Wait a minute: A close game, and we lost? Not possible. Sadly enough, the Buccaneers were unable to complete their fifth 4th quarter comeback of the season and fell 27-21 to the Atlanta Falcons in the Georgia Dome. The Bucs spotted their opponents a 14 point lead in the first quarter, only to close the gap numerous times that eventually culminated in the game's final drive. However they were unable to close the deal and complete the fightback and fell to 5-3 on the season. There were plenty of talking points from the game against the Falcons, so let's take a look at how each unit fared in Sunday's narrow defeat.
Considering the amount of time the Bucs had to work with, the offense performed admirably well in a hostile road atmosphere. Although Josh Freeman threw a pair of interceptions that made the task of overcoming a double-digit deficit even more difficult, they were able to move the football down the field with relative ease. All in all, the offensive line did well and there is little to criticize from the unit as a whole. I rarely attack referees and calls, but there was a call near the end of the game that may have changed the outcome. The pass interference call that set up the Bucs at the 11 clearly occurred at about the 5 yard line. I watched the replay numerous times and cannot see how the referees could place it at the 11. If anyone can correct me I'd like to hear the justification. This is a major difference, and of course something neither commentator picked up this clear error. Although this was one of Freeman's worst games this season, he was able to lead the team down at the end of the game and give them a chance to win in the 4th quarter. He also made a number of big plays, including a perfect throw to Michael Spurlock while backed up at the 1 yard line. The running game was disappointing, but because the Falcons held the football for so long it's understandable. The Bucs only ran 50 plays on offense, compared to 69 for Atlanta. I think offensive coordinator Greg Olsen has found a perfect balance between his running backs. LeGarrette Blount continues to get most of the carries while Carnell Williams gets a handful of attempts while doing an excellent job in pass protection.
Yet another enigmatic performance by the Buccaneers defense. They had major issues stopping the Falcons offense in the first half (the issue being they couldn't stop them at all) and the only reason why the game was close at halftime was because Atlanta ran a ball control offense that aimed at wearing the defense down over the course of a long drive. However as the game went on the Bucs were able to get a few stops when the Falcons threatened to add to their lead. The pass rush was nonexistent, and the sack total remains at 6 through 8 games this season. They were unable to stop Michael Turner from churning out the necessary yards on each play, which was invaluable from a Falcons point of view because his runs constantly extended drives. The Buccaneers will have to do better the next time these two teams meet. The defense should face a much easier task next week against a severely weakened Carolina Panthers squad.
Special Teams: A

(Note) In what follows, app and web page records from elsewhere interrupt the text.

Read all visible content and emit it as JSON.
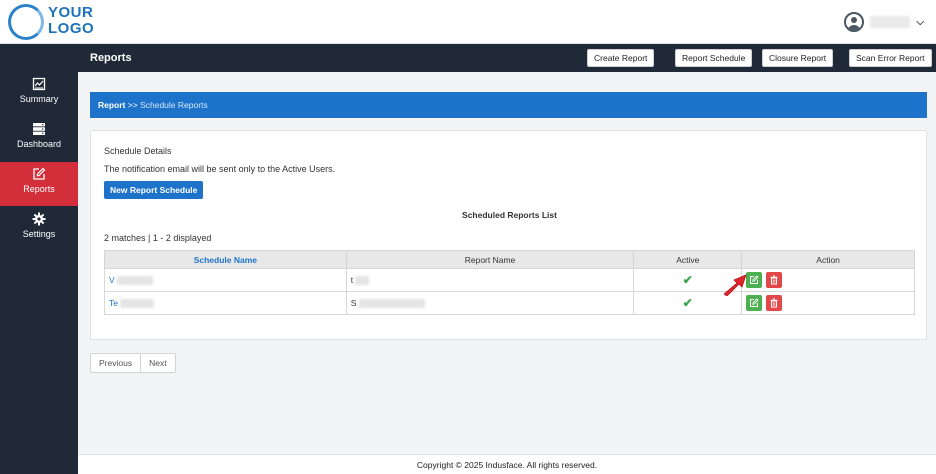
{
  "logo": {
    "line1": "YOUR",
    "line2": "LOGO"
  },
  "user": {
    "icon": "user-circle-icon",
    "dropdown_icon": "chevron-down-icon"
  },
  "sidebar": {
    "items": [
      {
        "label": "Summary",
        "icon": "summary-icon"
      },
      {
        "label": "Dashboard",
        "icon": "server-icon"
      },
      {
        "label": "Reports",
        "icon": "edit-icon",
        "active": true
      },
      {
        "label": "Settings",
        "icon": "gear-icon"
      }
    ]
  },
  "page": {
    "title": "Reports"
  },
  "toolbar": {
    "create_report": "Create Report",
    "report_schedule": "Report Schedule",
    "closure_report": "Closure Report",
    "scan_error_report": "Scan Error Report"
  },
  "breadcrumb": {
    "root": "Report",
    "separator": ">>",
    "current": "Schedule Reports"
  },
  "panel": {
    "title": "Schedule Details",
    "note": "The notification email will be sent only to the Active Users.",
    "new_schedule_button": "New Report Schedule",
    "list_title": "Scheduled Reports List",
    "match_info": "2 matches | 1 - 2 displayed"
  },
  "table": {
    "headers": [
      "Schedule Name",
      "Report Name",
      "Active",
      "Action"
    ],
    "rows": [
      {
        "schedule_name": "V",
        "report_name": "t",
        "active": "✔"
      },
      {
        "schedule_name": "Te",
        "report_name": "S",
        "active": "✔"
      }
    ]
  },
  "pagination": {
    "previous": "Previous",
    "next": "Next"
  },
  "footer": {
    "text": "Copyright © 2025 Indusface. All rights reserved."
  },
  "colors": {
    "sidebar_bg": "#1f2937",
    "active_item": "#d32f3a",
    "primary": "#1d73c9",
    "edit_button": "#4cb050",
    "delete_button": "#e2484a",
    "check": "#3aa64a"
  }
}
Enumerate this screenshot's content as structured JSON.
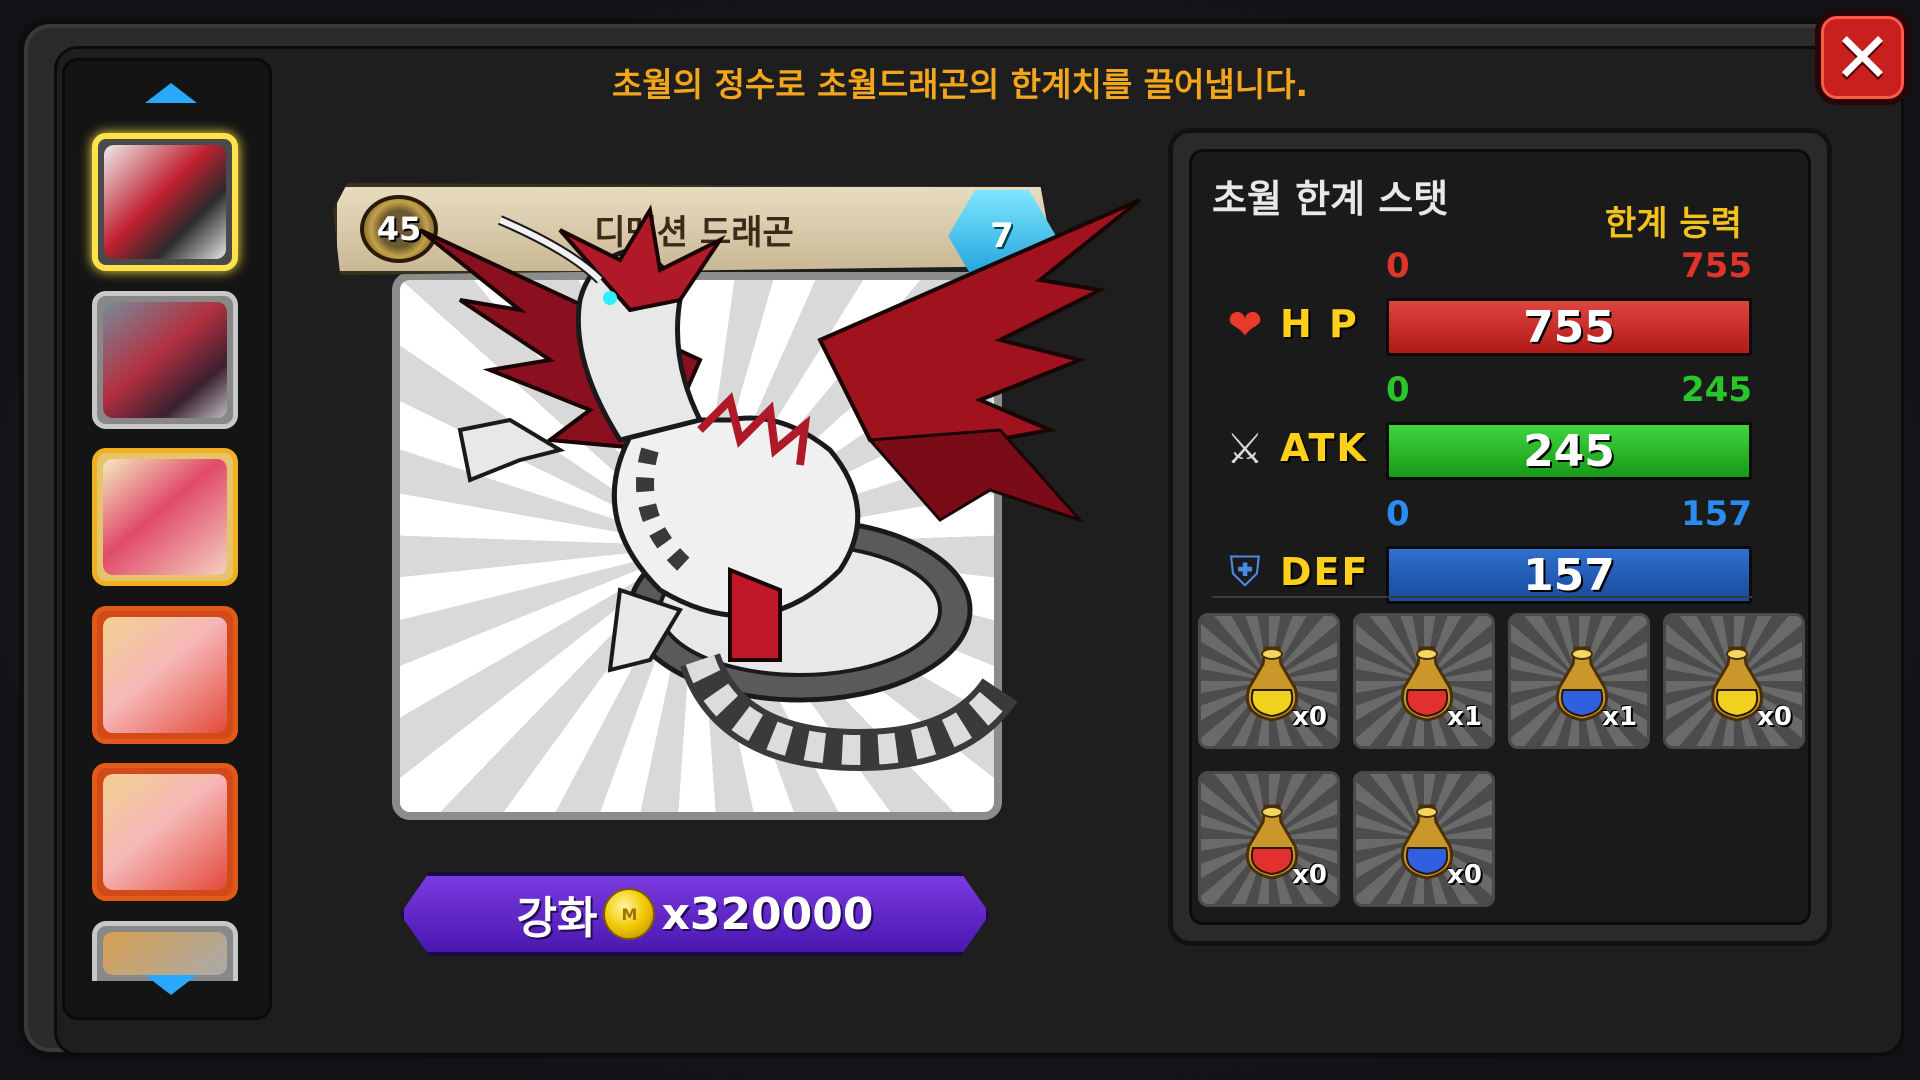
{
  "header": {
    "subtitle": "초월의 정수로 초월드래곤의 한계치를 끌어냅니다."
  },
  "dragon_list": {
    "items": [
      {
        "name": "dimension-dragon",
        "selected": true
      },
      {
        "name": "dragon-2",
        "selected": false
      },
      {
        "name": "dragon-3",
        "selected": false
      },
      {
        "name": "dragon-4",
        "selected": false
      },
      {
        "name": "dragon-5",
        "selected": false
      },
      {
        "name": "dragon-6",
        "selected": false
      }
    ]
  },
  "card": {
    "name": "디멘션 드래곤",
    "level": "45",
    "stars": "7"
  },
  "upgrade": {
    "label": "강화",
    "cost": "x320000"
  },
  "stats": {
    "title": "초월 한계 스탯",
    "limit_label": "한계 능력",
    "hp": {
      "name": "H P",
      "min": "0",
      "max": "755",
      "value": "755",
      "fraction": 1.0,
      "color": "#b01a18"
    },
    "atk": {
      "name": "ATK",
      "min": "0",
      "max": "245",
      "value": "245",
      "fraction": 1.0,
      "color": "#169a16"
    },
    "def": {
      "name": "DEF",
      "min": "0",
      "max": "157",
      "value": "157",
      "fraction": 1.0,
      "color": "#184a9a"
    }
  },
  "potions": [
    {
      "name": "yellow-potion",
      "count": "x0",
      "color": "#f2d020"
    },
    {
      "name": "red-potion",
      "count": "x1",
      "color": "#e23030"
    },
    {
      "name": "blue-potion",
      "count": "x1",
      "color": "#3060e0"
    },
    {
      "name": "large-yellow-potion",
      "count": "x0",
      "color": "#f2d020"
    },
    {
      "name": "large-red-potion",
      "count": "x0",
      "color": "#e23030"
    },
    {
      "name": "large-blue-potion",
      "count": "x0",
      "color": "#3060e0"
    }
  ]
}
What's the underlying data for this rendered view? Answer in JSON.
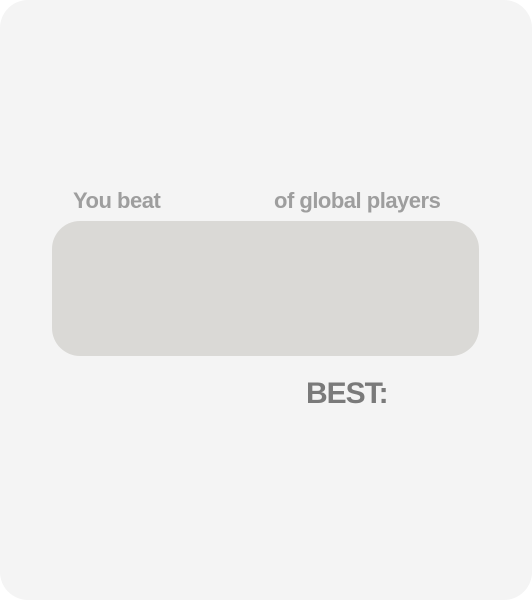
{
  "result": {
    "beat_prefix": "You beat",
    "beat_suffix": "of global players",
    "best_label": "BEST:"
  },
  "colors": {
    "panel_background": "#f4f4f4",
    "score_box": "#dad9d6",
    "secondary_text": "#9e9e9e",
    "best_text": "#7a7a7a"
  }
}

Great bounce back effort from the special teams unit. The coverages were solid and there were no snafu's in the kicking game. The star of the game for the Buccaneers on Sunday has to be Michael Spurlock. His big time returns kept the team in contention when it appeared that the Falcons were about to put the game away. The Falcons sported a solid special teams group entering the game, and the Buccaneers were a threat on returns all afternoon. The attempted onside kick almost worked, and was certainly a gutsy decision at that point in the game. Although the game turned into a field position battle after that, its understandable to take a risk considering how the game was evolving. The Bucs had yet to prove they could stop Atlanta from putting up points, so coaching tried to get the ball back to the offense in an attempt to grab the lead. Overall, easily the unit's best performance of the season.

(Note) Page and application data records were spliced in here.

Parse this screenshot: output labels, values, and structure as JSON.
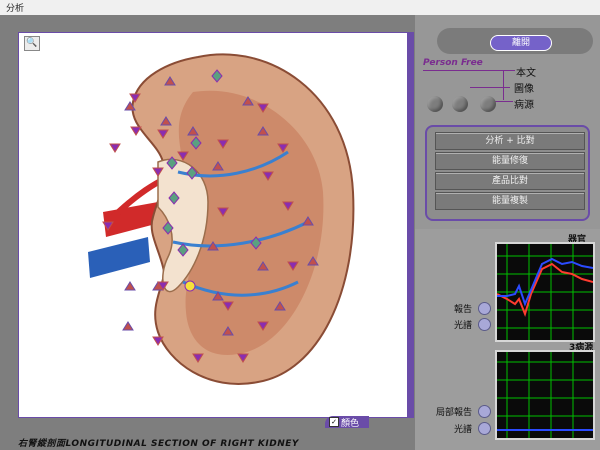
{
  "window": {
    "title": "分析"
  },
  "image_view": {
    "zoom_icon": "magnifier-icon",
    "color_toggle_label": "顏色",
    "caption": "右腎縱剖面LONGITUDINAL SECTION OF RIGHT KIDNEY"
  },
  "header": {
    "leave_label": "離開",
    "brand": "Person Free"
  },
  "options": [
    "本文",
    "圖像",
    "病源"
  ],
  "menu": [
    "分析 + 比對",
    "能量修復",
    "產品比對",
    "能量複製"
  ],
  "charts": [
    {
      "title": "器官",
      "buttons": [
        "報告",
        "光譜"
      ]
    },
    {
      "title": "3病源",
      "buttons": [
        "局部報告",
        "光譜"
      ]
    }
  ],
  "colors": {
    "accent": "#6a4ca8",
    "brand": "#7a2d8f",
    "chart_bg": "#0a0a0a",
    "grid": "#00c000",
    "series_red": "#ff3b2f",
    "series_blue": "#2b4bff"
  }
}
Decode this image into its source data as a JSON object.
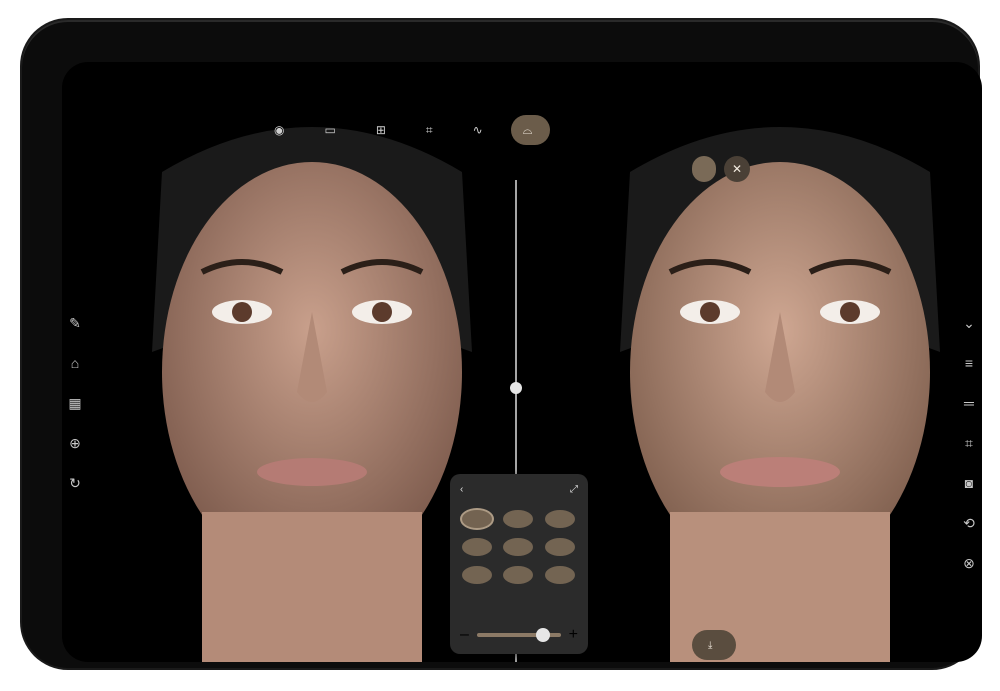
{
  "toolbar": {
    "tabs": [
      {
        "icon": "face-icon",
        "label": "",
        "active": false
      },
      {
        "icon": "measure-icon",
        "label": "",
        "active": false
      },
      {
        "icon": "compare-icon",
        "label": "",
        "active": false
      },
      {
        "icon": "volume-icon",
        "label": "",
        "active": false
      },
      {
        "icon": "curve-icon",
        "label": "",
        "active": false
      },
      {
        "icon": "lips-icon",
        "label": "",
        "active": true
      }
    ]
  },
  "subbar": {
    "chip_label": "",
    "close_icon": "close-icon"
  },
  "left_tools": [
    {
      "icon": "brush-icon"
    },
    {
      "icon": "home-icon"
    },
    {
      "icon": "grid-icon"
    },
    {
      "icon": "lock-icon"
    },
    {
      "icon": "refresh-icon"
    }
  ],
  "right_tools": [
    {
      "icon": "chevron-down-icon"
    },
    {
      "icon": "layers-icon"
    },
    {
      "icon": "equals-icon"
    },
    {
      "icon": "crop-icon"
    },
    {
      "icon": "camera-icon"
    },
    {
      "icon": "rotate-icon"
    },
    {
      "icon": "lock-icon"
    }
  ],
  "lip_panel": {
    "title": "",
    "selected_index": 0,
    "slider_level": 0.7,
    "items": [
      {},
      {},
      {},
      {},
      {},
      {},
      {},
      {},
      {}
    ]
  },
  "bottom_action": {
    "label": ""
  },
  "watermark": {
    "label": ""
  },
  "colors": {
    "accent": "#6b5c4a",
    "panel": "#2b2b2b"
  }
}
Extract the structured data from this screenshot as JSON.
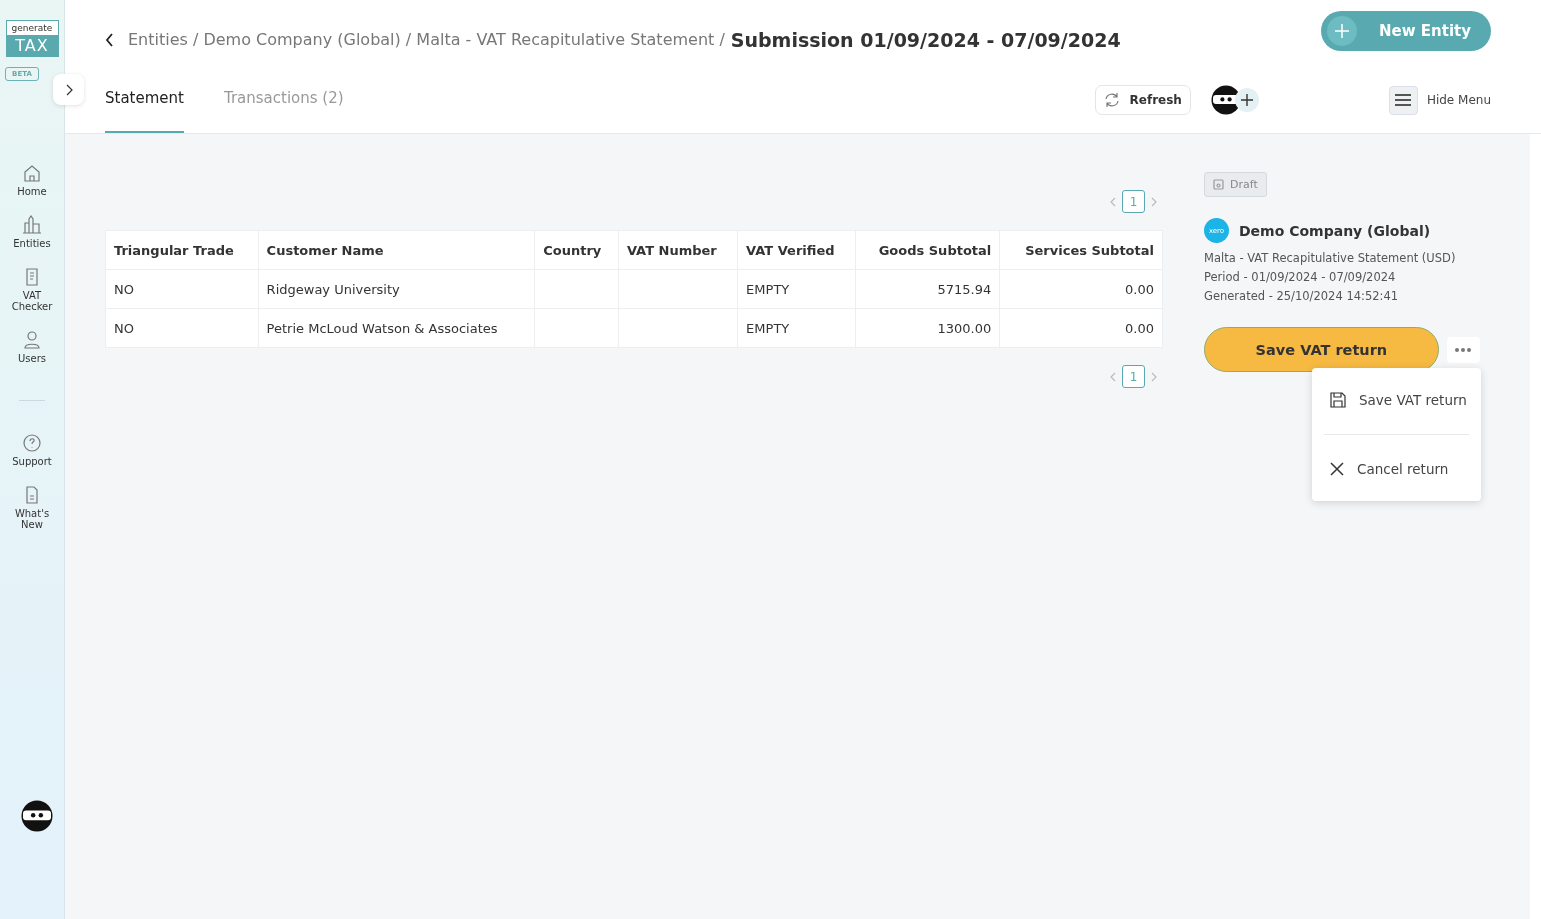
{
  "sidebar": {
    "logo_top": "generate",
    "logo_bottom": "TAX",
    "badge": "BETA",
    "items": [
      {
        "label": "Home"
      },
      {
        "label": "Entities"
      },
      {
        "label": "VAT Checker"
      },
      {
        "label": "Users"
      }
    ],
    "bottom_items": [
      {
        "label": "Support"
      },
      {
        "label": "What's New"
      }
    ]
  },
  "breadcrumb": {
    "path": "Entities / Demo Company (Global) / Malta - VAT Recapitulative Statement /",
    "current": "Submission 01/09/2024 - 07/09/2024"
  },
  "new_button": "New Entity",
  "tabs": [
    {
      "label": "Statement",
      "selected": true
    },
    {
      "label": "Transactions (2)",
      "selected": false
    }
  ],
  "refresh_button": "Refresh",
  "hide_menu": "Hide Menu",
  "pagination_top": {
    "page": "1"
  },
  "table": {
    "columns": [
      "Triangular Trade",
      "Customer Name",
      "Country",
      "VAT Number",
      "VAT Verified",
      "Goods Subtotal",
      "Services Subtotal"
    ],
    "rows": [
      [
        "NO",
        "Ridgeway University",
        "",
        "",
        "EMPTY",
        "5715.94",
        "0.00"
      ],
      [
        "NO",
        "Petrie McLoud Watson & Associates",
        "",
        "",
        "EMPTY",
        "1300.00",
        "0.00"
      ]
    ]
  },
  "pagination_bottom": {
    "page": "1"
  },
  "panel": {
    "status": "Draft",
    "source_logo": "xero",
    "company": "Demo Company (Global)",
    "details": [
      "Malta - VAT Recapitulative Statement (USD)",
      "Period - 01/09/2024 - 07/09/2024",
      "Generated - 25/10/2024 14:52:41"
    ],
    "primary_button": "Save VAT return",
    "menu": [
      {
        "label": "Save VAT return",
        "kind": "save"
      },
      {
        "label": "Cancel return",
        "kind": "cancel"
      }
    ]
  }
}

At the end of the day, the Buccaneers had a great chance to move to 6-2. They trailed by 6 points and had the ball at the 11 yard line on first down with about 3 minutes left. I would have certainly signed up with this scenario before this game started. Bucs Nation wanted to see the Buccaneers compete with one of the big boys of the conference and they did just that. Questioning the playcall, execution, etc. is a waste of energy at this point. The media will continue to write about how much more they know than the coaches and players of course, completely ignoring the fact most in the organization put in thousands of hours in an attempt to perfect their craft. Point being, the Bucs are working as hard as any team in the league to field a competitive team to make their town proud (within a very limited budget), and this is exactly what they are doing at this point in time.
There are a few questions I want to pose to Bucs Nation. In the second half of 2009, the defensive performance improved in a major way in comparison to the first half, giving up about 21 points over the season's final 8 games. However the Bucs are currently yielding about 24 points per game halfway through 2010. How would Bucs Nation compare last year's defense to this years? Has any progress been made? Regression? Is the offense stepping up masking the teams defensive weaknesses?